One reason people demonstrate resistance and resentment to change is when they feel they have no control of their situation. Often this feeling of lack of control stems from not having an outlet for their frustration or their ideas. As a change agent, you can mitigate some resistance simply by listening.
I have often heard it said that we have one mouth and two ears for a reason; we should use them in that proportion. But listening goes beyond just letting someone flap their lips with you in the vicinity. In the book Co-Active Coaching, the authors describe three levels of listening:
- Internal listening. The focus is on the spoken words and their meaning to you (as the listener).
- Focused listening. Your attention is on the other person. You notice not only what they say, but how they say it and what they don’t say. You focus on the meaning to them. Level 2 listening is where understanding, collaboration, empathy, and clarification happen.
- Global listening. You bring more of your intuition to the listening, feeling the energy and changes to the environment during the conversation.
At Level 1, most people will not feel as though you are truly listening to them. To show that you understand requests and concerns, your best listening as a change agent will happen at Level 2. Even if you are unable to fulfill requests and fix concerns, if you are fully listening to people going through change, they will feel that their opinions and experiences count.

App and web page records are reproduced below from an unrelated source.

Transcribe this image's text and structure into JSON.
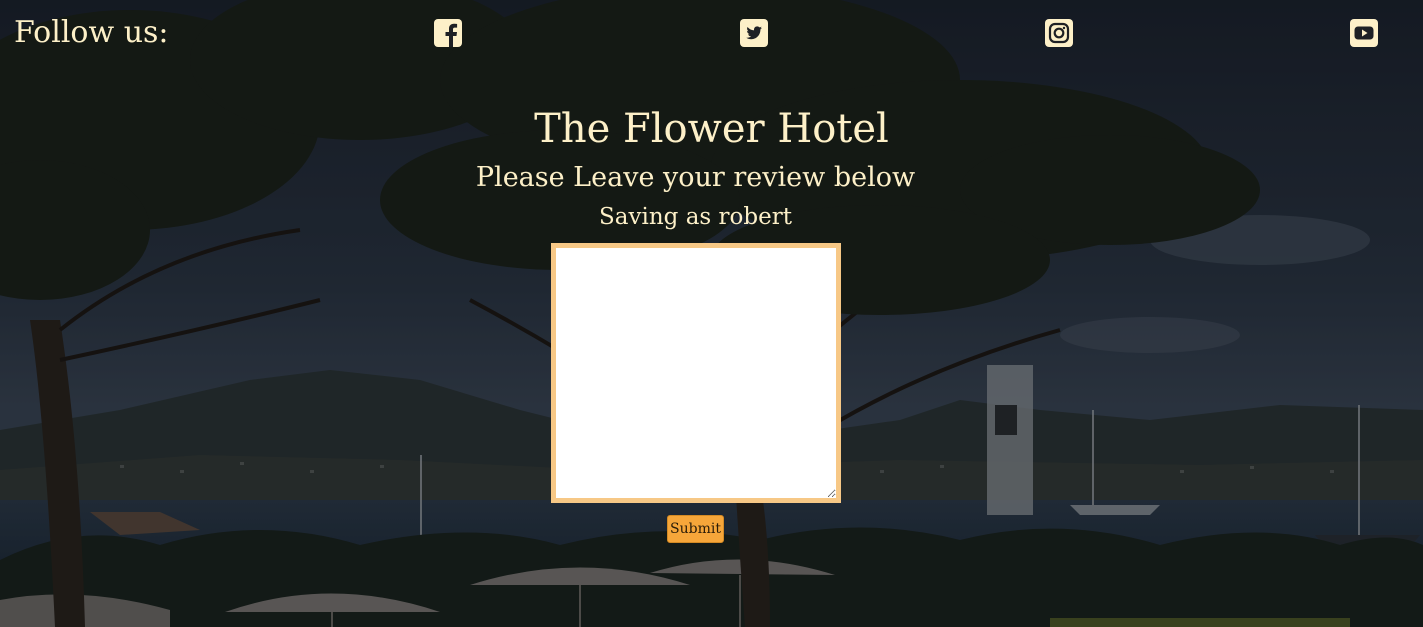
{
  "header": {
    "follow_label": "Follow us:",
    "social": [
      {
        "icon": "facebook-icon",
        "color": "#fdf0c8"
      },
      {
        "icon": "twitter-icon",
        "color": "#fdf0c8"
      },
      {
        "icon": "instagram-icon",
        "color": "#fdf0c8"
      },
      {
        "icon": "youtube-icon",
        "color": "#fdf0c8"
      }
    ]
  },
  "main": {
    "title": "The Flower Hotel",
    "subtitle": "Please Leave your review below",
    "saving_text": "Saving as robert",
    "review_value": "",
    "submit_label": "Submit"
  },
  "colors": {
    "text": "#fdf0c8",
    "textarea_border": "#f7c886",
    "button_bg": "#f6a63a"
  }
}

To whom do you need to listen?
Read more of the 99 Ways to Influence Change.